Grasslands cover less than 1.5 per cent of the province, but contain 30 per cent of rare and endangered species.
Less than one per cent of British Columbia is considered a bunchgrass zone, occurring at the lowest elevations of the driest and hottest interior valleys.
TRU natural resource science lecturer Peggy Broad calls the Lac du Bois grasslands an “endangered ecosystem.”
“Down in the United States, I know a lot of areas, they’re actually classifying them as endangered ecosystems versus setting them aside based on one species being endangered, which we often do with animals,” she said. “Maybe that’s something we should be looking into doing in Canada.”
Colleague Karakatsoulis, meanwhile, wonders what has been lost since the federal agricultural research station was closed in Brocklehurst in 2013 under the Conservative government.
The station opened in the 1930s, providing ranchers with information important to grazing the grasslands.
Staff at the station also partnered with the university on research.
“Losing the research station has been a huge blow to this area,” Karakatsoulis said.
“Lots of historical data was collected over the last 50, 60, 70 years and it was a shame that the government closed it.
“And there’s no indication they’re going to re-open it again.”
The current federal Liberal government has acknowledged the threat of climate change, to which the grasslands will not be immune.
Assuming a 2 C increase over the next 50 years, what impacts would be felt in the grasslands?
Expect more rain and extremes, meaning weeds could move in, cattle could go thirsty and recreation could be further limited in efforts to protect the area.
“Two degrees is almost the same as southern Washington,” retired range manager Rick Tucker said. "Along the Washington-Oregon boundary is where we will probably be with two degrees change.”

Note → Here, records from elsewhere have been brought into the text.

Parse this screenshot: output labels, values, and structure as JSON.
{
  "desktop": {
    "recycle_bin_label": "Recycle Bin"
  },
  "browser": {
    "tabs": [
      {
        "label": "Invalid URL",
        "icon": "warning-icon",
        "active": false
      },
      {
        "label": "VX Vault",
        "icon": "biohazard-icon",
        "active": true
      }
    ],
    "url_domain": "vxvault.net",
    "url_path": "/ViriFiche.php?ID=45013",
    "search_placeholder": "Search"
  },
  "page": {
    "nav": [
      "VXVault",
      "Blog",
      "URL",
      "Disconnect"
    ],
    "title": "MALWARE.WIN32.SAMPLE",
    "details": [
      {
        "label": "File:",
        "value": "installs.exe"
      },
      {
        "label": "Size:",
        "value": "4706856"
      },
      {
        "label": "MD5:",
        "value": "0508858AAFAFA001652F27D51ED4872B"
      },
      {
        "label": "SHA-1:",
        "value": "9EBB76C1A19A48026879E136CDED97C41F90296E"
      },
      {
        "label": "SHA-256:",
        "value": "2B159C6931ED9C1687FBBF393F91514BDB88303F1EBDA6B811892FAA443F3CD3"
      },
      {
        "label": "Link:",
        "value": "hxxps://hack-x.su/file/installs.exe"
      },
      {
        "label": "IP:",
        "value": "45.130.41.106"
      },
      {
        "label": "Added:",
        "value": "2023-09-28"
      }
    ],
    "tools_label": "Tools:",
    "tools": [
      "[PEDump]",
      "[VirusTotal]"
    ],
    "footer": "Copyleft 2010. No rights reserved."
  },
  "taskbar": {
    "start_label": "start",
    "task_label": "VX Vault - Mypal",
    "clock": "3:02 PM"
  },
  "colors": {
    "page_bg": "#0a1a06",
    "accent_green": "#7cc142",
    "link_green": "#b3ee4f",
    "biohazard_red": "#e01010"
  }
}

The lower grasslands would feel the least impact, with plants spaced farther apart and growth initiated earlier in the spring, with an increase of invasive weeds likely resulting.
Tucker expects the lower grasslands to be “doomed” to cheatgrass — research south of the border has shown not much can be done to prevent the invasive plant — and dried-up watering holes, upon which ranchers rely for their cattle grazing in the area.

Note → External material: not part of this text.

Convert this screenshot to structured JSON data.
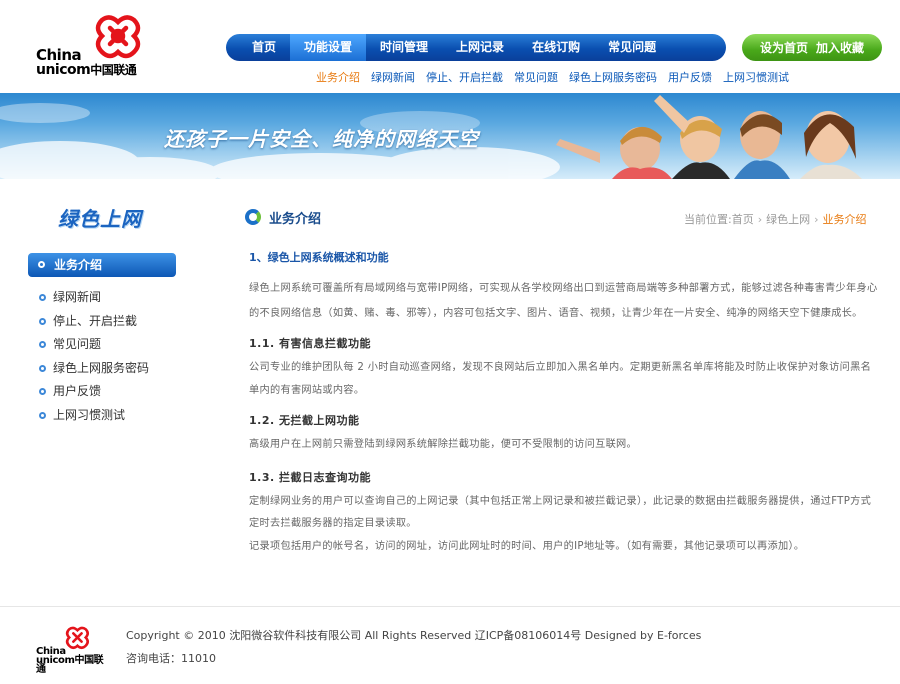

Moving north into the middle and upper grasslands, expect rough fescue to be replaced by bluebunch wheatgrass.
The highest elevation — into the forests — will see the most significant impact.
“The [Douglas] fir will not survive climate change. It’s going to die,” Tucker said.

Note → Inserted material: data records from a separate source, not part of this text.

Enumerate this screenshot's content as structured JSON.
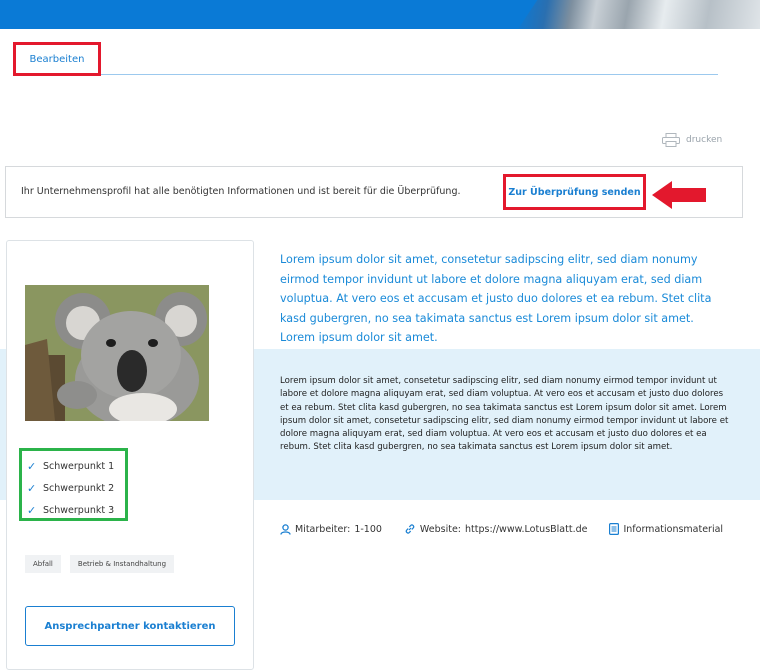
{
  "tabs": {
    "edit_label": "Bearbeiten"
  },
  "toolbar": {
    "print_label": "drucken"
  },
  "review": {
    "message": "Ihr Unternehmensprofil hat alle benötigten Informationen und ist bereit für die Überprüfung.",
    "button_label": "Zur Überprüfung senden"
  },
  "profile_card": {
    "focus_points": [
      "Schwerpunkt 1",
      "Schwerpunkt 2",
      "Schwerpunkt 3"
    ],
    "tags": [
      "Abfall",
      "Betrieb & Instandhaltung"
    ],
    "contact_button": "Ansprechpartner kontaktieren"
  },
  "content": {
    "intro": "Lorem ipsum dolor sit amet, consetetur sadipscing elitr, sed diam nonumy eirmod tempor invidunt ut labore et dolore magna aliquyam erat, sed diam voluptua. At vero eos et accusam et justo duo dolores et ea rebum. Stet clita kasd gubergren, no sea takimata sanctus est Lorem ipsum dolor sit amet. Lorem ipsum dolor sit amet.",
    "body": "Lorem ipsum dolor sit amet, consetetur sadipscing elitr, sed diam nonumy eirmod tempor invidunt ut labore et dolore magna aliquyam erat, sed diam voluptua. At vero eos et accusam et justo duo dolores et ea rebum. Stet clita kasd gubergren, no sea takimata sanctus est Lorem ipsum dolor sit amet. Lorem ipsum dolor sit amet, consetetur sadipscing elitr, sed diam nonumy eirmod tempor invidunt ut labore et dolore magna aliquyam erat, sed diam voluptua. At vero eos et accusam et justo duo dolores et ea rebum. Stet clita kasd gubergren, no sea takimata sanctus est Lorem ipsum dolor sit amet."
  },
  "facts": {
    "employees_label": "Mitarbeiter:",
    "employees_value": "1-100",
    "website_label": "Website:",
    "website_value": "https://www.LotusBlatt.de",
    "material_label": "Informationsmaterial"
  },
  "colors": {
    "accent": "#1a7fd1",
    "highlight": "#e3182d",
    "check_box": "#2bb34a",
    "band": "#e1f1fa"
  },
  "icons": [
    "printer-icon",
    "arrow-left-icon",
    "check-icon",
    "user-icon",
    "link-icon",
    "document-icon"
  ]
}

“I don’t think there’s any question. We saw what happened with lodgepole pine, with beetle kill, which could be attributed to climate change.
“Maybe, maybe not. It’s going to be insects …There’s going to be diseases and there’s going to be fires. So it’s [Douglas fir forests] going.”
He said growth of rough fescue, which could survive a two-degree climate increase, needs to be encouraged.
“Then when the trees go, the pinegrass goes, the rough fescue can spread into it,” Tucker said. “That’s doable. It’s just that we’re not doing it.”
Effectively, the middle grasslands would become what is now the lower grasslands and the upper grasslands would become what is now the middle grasslands — think of that dryer soil moving up to higher elevations.
What that means is a value judgment, Tucker explained, with losses and gains to all sectors.
Thinking back to those days of the red hills, Inskip provided some solace.
“When you look at these grasslands, just always remember that a while ago, they were grazed, they were destroyed by motorized vehicles, non-motorized transportation, ploughed on, aircraft flown, grass seeded with non-native species, rocks picked, infested with invasive weeds and numerous fires, as well as having a fibre-optic line, pipeline and another pipeline coming through,” he said.
“So they’ll never be pristine, but they can be healthy.”